TASK ITEM: Exclude all pictures from your copy of the data below, which should otherwise match exactly.
::: MATERIAL TO PROCESS :::
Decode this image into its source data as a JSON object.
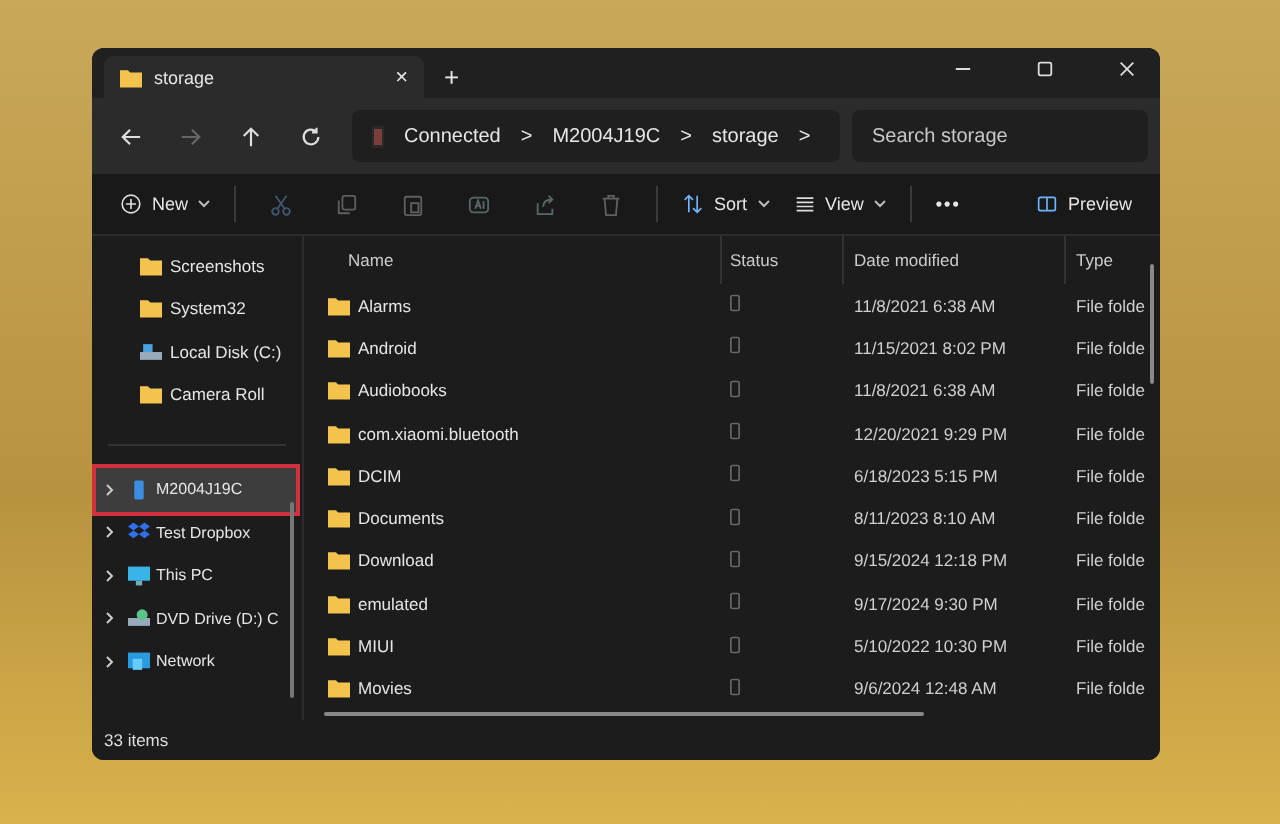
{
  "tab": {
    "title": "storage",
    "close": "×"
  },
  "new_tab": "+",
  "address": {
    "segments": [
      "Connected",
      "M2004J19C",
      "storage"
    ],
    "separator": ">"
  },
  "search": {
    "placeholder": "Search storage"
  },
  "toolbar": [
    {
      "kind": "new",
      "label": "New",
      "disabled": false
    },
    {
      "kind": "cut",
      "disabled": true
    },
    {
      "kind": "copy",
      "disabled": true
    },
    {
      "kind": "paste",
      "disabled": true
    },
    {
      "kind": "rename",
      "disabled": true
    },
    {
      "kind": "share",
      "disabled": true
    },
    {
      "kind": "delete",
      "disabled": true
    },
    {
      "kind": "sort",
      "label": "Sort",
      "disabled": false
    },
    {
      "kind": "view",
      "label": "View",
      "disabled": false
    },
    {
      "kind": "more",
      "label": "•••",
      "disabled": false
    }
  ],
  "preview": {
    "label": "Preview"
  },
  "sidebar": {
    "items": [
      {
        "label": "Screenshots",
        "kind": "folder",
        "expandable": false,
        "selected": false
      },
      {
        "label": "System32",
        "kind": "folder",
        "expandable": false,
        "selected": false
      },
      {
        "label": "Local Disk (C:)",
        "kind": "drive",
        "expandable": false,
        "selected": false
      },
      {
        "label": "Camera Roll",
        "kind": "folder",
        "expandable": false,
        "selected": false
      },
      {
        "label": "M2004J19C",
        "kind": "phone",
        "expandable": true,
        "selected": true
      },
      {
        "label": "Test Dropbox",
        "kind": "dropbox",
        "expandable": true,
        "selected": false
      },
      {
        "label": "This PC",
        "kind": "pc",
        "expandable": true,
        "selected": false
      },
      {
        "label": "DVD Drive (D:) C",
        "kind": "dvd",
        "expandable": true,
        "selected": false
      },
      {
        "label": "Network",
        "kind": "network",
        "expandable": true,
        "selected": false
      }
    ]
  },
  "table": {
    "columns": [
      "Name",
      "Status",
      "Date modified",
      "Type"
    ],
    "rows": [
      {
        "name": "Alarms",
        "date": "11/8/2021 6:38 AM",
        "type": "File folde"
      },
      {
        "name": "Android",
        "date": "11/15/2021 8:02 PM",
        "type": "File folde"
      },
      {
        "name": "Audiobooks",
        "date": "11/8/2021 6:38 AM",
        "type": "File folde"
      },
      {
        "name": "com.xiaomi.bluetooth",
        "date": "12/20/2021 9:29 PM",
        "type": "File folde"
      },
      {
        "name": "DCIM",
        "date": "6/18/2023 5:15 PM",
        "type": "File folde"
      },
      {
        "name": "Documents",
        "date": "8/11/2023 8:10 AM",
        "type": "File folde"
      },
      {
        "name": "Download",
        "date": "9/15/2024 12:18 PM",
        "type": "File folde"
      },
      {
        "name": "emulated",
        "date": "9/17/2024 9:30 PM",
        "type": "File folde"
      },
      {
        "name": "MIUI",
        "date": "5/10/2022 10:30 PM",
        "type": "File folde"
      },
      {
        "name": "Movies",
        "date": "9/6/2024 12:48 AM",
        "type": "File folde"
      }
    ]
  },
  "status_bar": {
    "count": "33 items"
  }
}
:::
ANSWER BOX:
Decode this image into its source data as a JSON object.
{
  "tab": {
    "title": "storage",
    "close": "×"
  },
  "new_tab": "+",
  "address": {
    "segments": [
      "Connected",
      "M2004J19C",
      "storage"
    ],
    "separator": ">"
  },
  "search": {
    "placeholder": "Search storage"
  },
  "toolbar": [
    {
      "kind": "new",
      "label": "New",
      "disabled": false
    },
    {
      "kind": "cut",
      "disabled": true
    },
    {
      "kind": "copy",
      "disabled": true
    },
    {
      "kind": "paste",
      "disabled": true
    },
    {
      "kind": "rename",
      "disabled": true
    },
    {
      "kind": "share",
      "disabled": true
    },
    {
      "kind": "delete",
      "disabled": true
    },
    {
      "kind": "sort",
      "label": "Sort",
      "disabled": false
    },
    {
      "kind": "view",
      "label": "View",
      "disabled": false
    },
    {
      "kind": "more",
      "label": "•••",
      "disabled": false
    }
  ],
  "preview": {
    "label": "Preview"
  },
  "sidebar": {
    "items": [
      {
        "label": "Screenshots",
        "kind": "folder",
        "expandable": false,
        "selected": false
      },
      {
        "label": "System32",
        "kind": "folder",
        "expandable": false,
        "selected": false
      },
      {
        "label": "Local Disk (C:)",
        "kind": "drive",
        "expandable": false,
        "selected": false
      },
      {
        "label": "Camera Roll",
        "kind": "folder",
        "expandable": false,
        "selected": false
      },
      {
        "label": "M2004J19C",
        "kind": "phone",
        "expandable": true,
        "selected": true
      },
      {
        "label": "Test Dropbox",
        "kind": "dropbox",
        "expandable": true,
        "selected": false
      },
      {
        "label": "This PC",
        "kind": "pc",
        "expandable": true,
        "selected": false
      },
      {
        "label": "DVD Drive (D:) C",
        "kind": "dvd",
        "expandable": true,
        "selected": false
      },
      {
        "label": "Network",
        "kind": "network",
        "expandable": true,
        "selected": false
      }
    ]
  },
  "table": {
    "columns": [
      "Name",
      "Status",
      "Date modified",
      "Type"
    ],
    "rows": [
      {
        "name": "Alarms",
        "date": "11/8/2021 6:38 AM",
        "type": "File folde"
      },
      {
        "name": "Android",
        "date": "11/15/2021 8:02 PM",
        "type": "File folde"
      },
      {
        "name": "Audiobooks",
        "date": "11/8/2021 6:38 AM",
        "type": "File folde"
      },
      {
        "name": "com.xiaomi.bluetooth",
        "date": "12/20/2021 9:29 PM",
        "type": "File folde"
      },
      {
        "name": "DCIM",
        "date": "6/18/2023 5:15 PM",
        "type": "File folde"
      },
      {
        "name": "Documents",
        "date": "8/11/2023 8:10 AM",
        "type": "File folde"
      },
      {
        "name": "Download",
        "date": "9/15/2024 12:18 PM",
        "type": "File folde"
      },
      {
        "name": "emulated",
        "date": "9/17/2024 9:30 PM",
        "type": "File folde"
      },
      {
        "name": "MIUI",
        "date": "5/10/2022 10:30 PM",
        "type": "File folde"
      },
      {
        "name": "Movies",
        "date": "9/6/2024 12:48 AM",
        "type": "File folde"
      }
    ]
  },
  "status_bar": {
    "count": "33 items"
  }
}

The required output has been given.